Therapy guidelines for hepatitis C recommended triple therapy almost immediately after the release of the protease inhibitors. The Express Scripts 2013 Drug Trend Report says that in 2012, the utilization of specialty medications for hepatitis C increased by 29% — driven almost entirely by Victrelis and Incivek.
Health plans face a challenge in keeping up with early use of specialty drugs that may be becoming the standard of care.
“One might think that health plans have the advantage of monitoring claims so that they can see changing treatment patterns in the use of specialty drugs, such as early treatment, but that is not necessarily the case,” says Brian Solow, MD, chief medical officer at OptumRx, UnitedHealthcare’s in-house PBM.
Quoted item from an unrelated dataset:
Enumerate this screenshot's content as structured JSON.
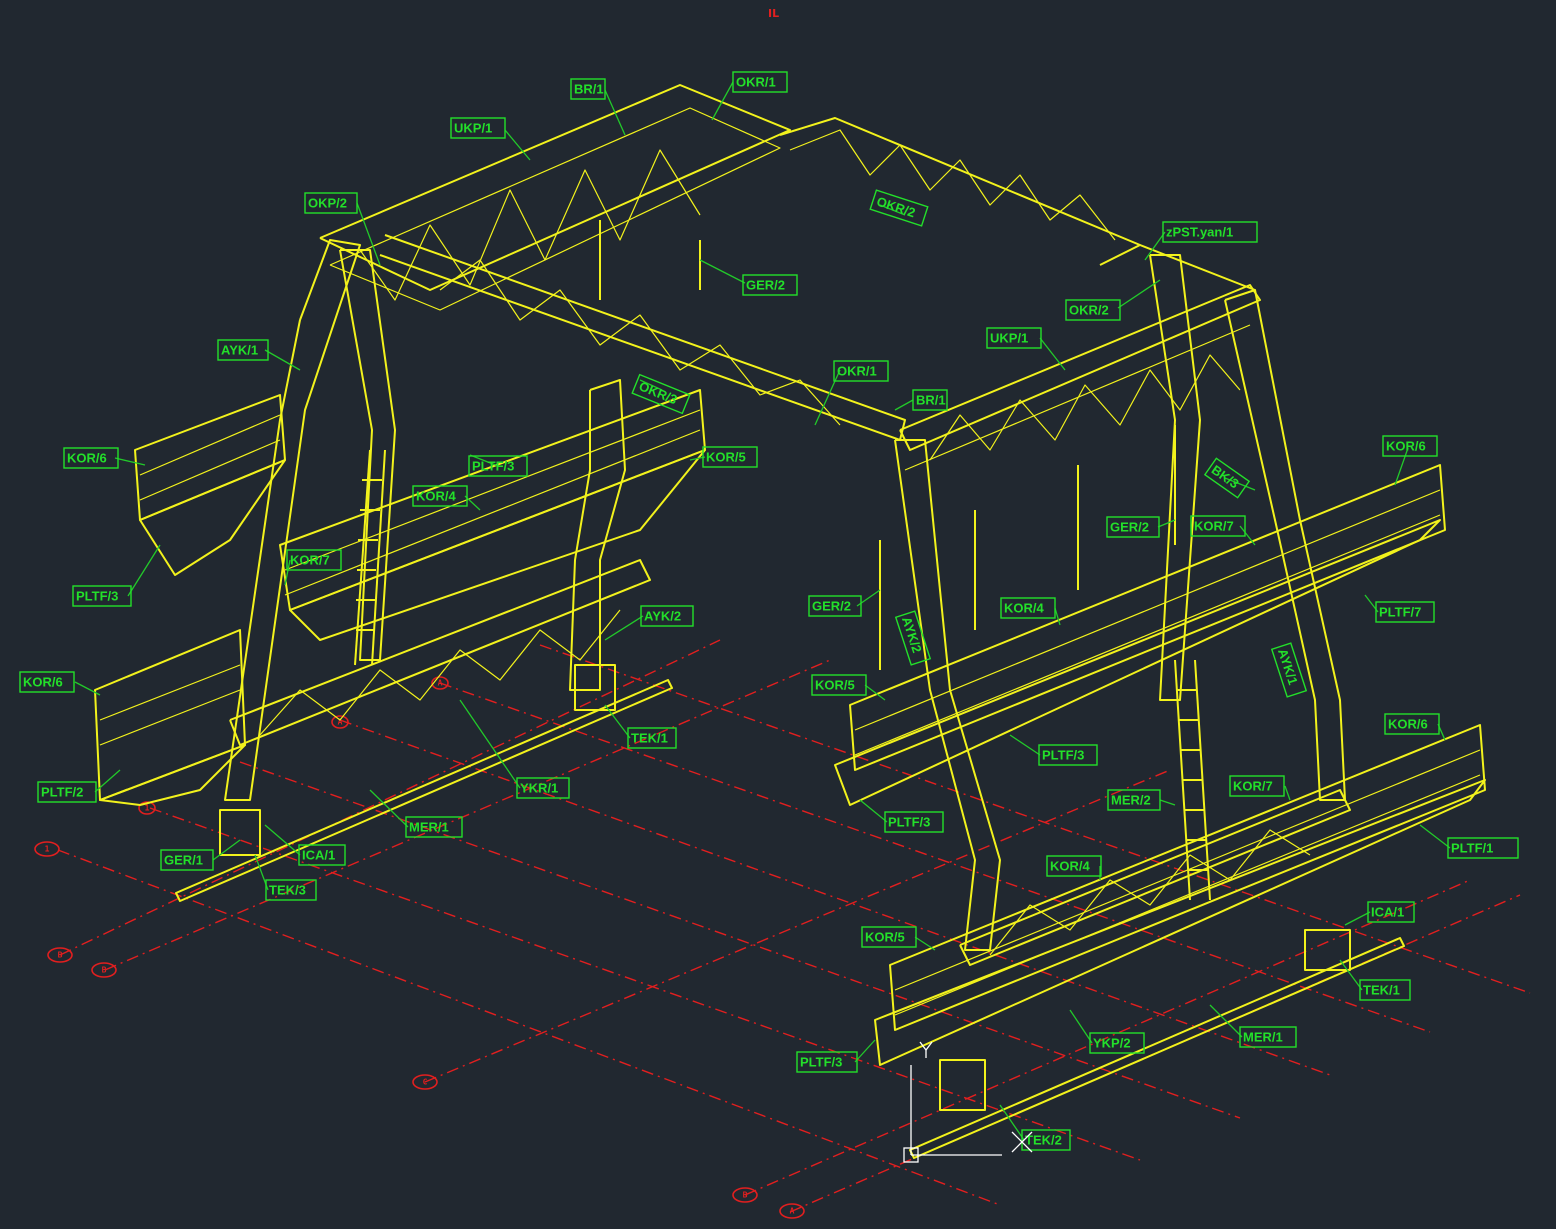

“I don’t think tracking claims is the way to go,” says Brian Solow, MD, CMO of OptumRx. He doesn’t want to merely respond after the fact.
While health plans and PBMs are working to capture complete, accurate, and timely claims information, there are many holes in the process that are beyond the control of health plans, starting with pharmacies submitting claims.
“One of the biggest challenges that managed care organizations have is understanding the course of treatment at the level of the individual patient,” says Kaddis.
“In many cases, it’s difficult to coordinate and track use of conventional drugs under the pharmacy benefit and biologics under the medical benefit. That means it’s difficult to track evolving patterns in the course of therapy for diseases with specialty drugs.”
The data-analysis approach may not be the answer. “I don’t think tracking claims is the way to go,” says Solow. “We want to act as an adjunct to physicians’ care, not monitor and respond to it after the fact. Physicians often believe that when the standard of practice changes, health plans are not keeping up. We need to be timely, monitor the literature, monitor the national organizations, and keep in touch with our consultants to keep ahead of the changes.”
He adds that it is important to stay focused on real evidence for specialty products, but this approach is more proactive than relying entirely on clinical guidelines or major published studies.